The “1980′s” 555 Chip used in 99% of all Zappers sold today


Well here are some of the previously unpublished problems with using the 555 as a ‘reliable chip’ for frequency devices and zappers

– The 555 Chip in astable mode is known to overheat and ultimately burn out at 10.00hz (Fixed frequency zappers do not usually go this low)

– With a 555 you get a triangle (or a sawtooth if you set the values right) and a square wave. Problems with the 555 include that you can never get a 50% duty cycle (though I think some of the CMOS ones can do it) Most Zappers use the Squarewave and are affected by this duty cycle.

– On the work test bench the regular NE-555 reached a limited output frequency of 180Khz.  Newer Chips achieved up to 2.4Mhz.  Components used were 1% metal film Resistors and quality low-leakage capacitors, supply voltage used was 10volt DC regulated

– A word of caution about the regular NE-555 timer chips; the NE-555, along with some other timer IC’s, generate a huge (approx 150mA) supply current glitch during each output transition.
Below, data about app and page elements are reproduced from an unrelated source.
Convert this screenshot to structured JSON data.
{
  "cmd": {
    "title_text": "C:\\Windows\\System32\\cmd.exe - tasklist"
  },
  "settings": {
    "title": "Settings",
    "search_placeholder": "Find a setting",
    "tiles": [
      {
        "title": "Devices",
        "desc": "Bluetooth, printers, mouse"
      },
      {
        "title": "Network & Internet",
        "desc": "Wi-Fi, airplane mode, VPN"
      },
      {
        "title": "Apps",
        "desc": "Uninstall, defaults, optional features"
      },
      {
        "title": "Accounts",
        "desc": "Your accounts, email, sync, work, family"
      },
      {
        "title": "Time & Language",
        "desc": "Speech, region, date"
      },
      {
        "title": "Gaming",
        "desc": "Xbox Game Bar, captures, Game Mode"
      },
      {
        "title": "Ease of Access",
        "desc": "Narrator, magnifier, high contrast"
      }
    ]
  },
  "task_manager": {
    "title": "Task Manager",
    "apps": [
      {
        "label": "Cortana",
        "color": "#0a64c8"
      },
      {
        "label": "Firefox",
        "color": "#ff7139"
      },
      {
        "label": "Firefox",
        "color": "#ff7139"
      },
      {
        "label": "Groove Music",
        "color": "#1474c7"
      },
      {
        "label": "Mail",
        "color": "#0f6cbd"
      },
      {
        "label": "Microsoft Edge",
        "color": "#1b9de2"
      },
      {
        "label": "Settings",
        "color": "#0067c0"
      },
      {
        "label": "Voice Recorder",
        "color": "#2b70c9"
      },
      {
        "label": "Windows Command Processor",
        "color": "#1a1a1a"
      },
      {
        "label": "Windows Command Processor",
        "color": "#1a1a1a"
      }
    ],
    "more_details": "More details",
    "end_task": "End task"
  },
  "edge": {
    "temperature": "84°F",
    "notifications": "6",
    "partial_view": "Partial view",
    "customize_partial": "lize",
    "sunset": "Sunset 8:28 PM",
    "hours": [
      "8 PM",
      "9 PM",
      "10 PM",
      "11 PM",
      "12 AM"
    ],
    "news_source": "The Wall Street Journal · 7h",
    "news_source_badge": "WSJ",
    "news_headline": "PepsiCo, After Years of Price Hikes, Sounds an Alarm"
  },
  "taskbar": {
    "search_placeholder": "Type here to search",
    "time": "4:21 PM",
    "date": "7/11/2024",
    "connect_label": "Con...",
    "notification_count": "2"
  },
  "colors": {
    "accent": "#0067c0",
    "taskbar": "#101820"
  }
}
Be very sure to use a hefty bypass capacitor over the power connections near the timer chip. And even if you do install this capacitor, the NE-555 may have a tendency to generate double output transitions.  This ‘Hefty Bypass’ capacitor is not used on the original Dr Clark circuit diagram.

– Some of the less desirable properties of the regular NE-555 are:
- high supply current (in Zappers this translates out to high battery power consumption)
- high trigger current,
- double output transitions,
- inability to run with very low supply voltages. (in zappers this means output drop out)

These problems have been remedied in a collection of CMOS successors such as the MSP430F248 and respectively the PIC16F887-I-PT-microprocessor to name a few.

With all respect to the research and development of the Original Zapper in the 1980′s by Dr Clark; Technology has moved forward. Much of our good Doctors work can be translated into these new generation zapper devices which carry all the frequencies prescribed by Dr Clark herself.  Dr Clark did recommend the larger desktop variety of “Frequency Generators” as an alternative to the “555 Shoebox zapper”   (Dr Clark pg 502 Cure for all Diseases): “Frequency Generators come in all sizes, costs and capabilities …purchase one that reads out the frequency for you in numbers (Digital Type)” .

Fortunately all the new Frequency Generator Zappers are hand held devices. It is good to know that we do not have to be stuck to a chair in front of a large metal box.  It still astounds me that 99% of the Zappers sold today are based on the 1980′s “Shoebox” design. I believe it is time that Zapper makers take a serious look at ‘improving the Engines’ in these devices, and give their customers a more efficient and reliable Zapper using modern electronics.

Technical data of this article was referenced from
an accurate source of Chip technology information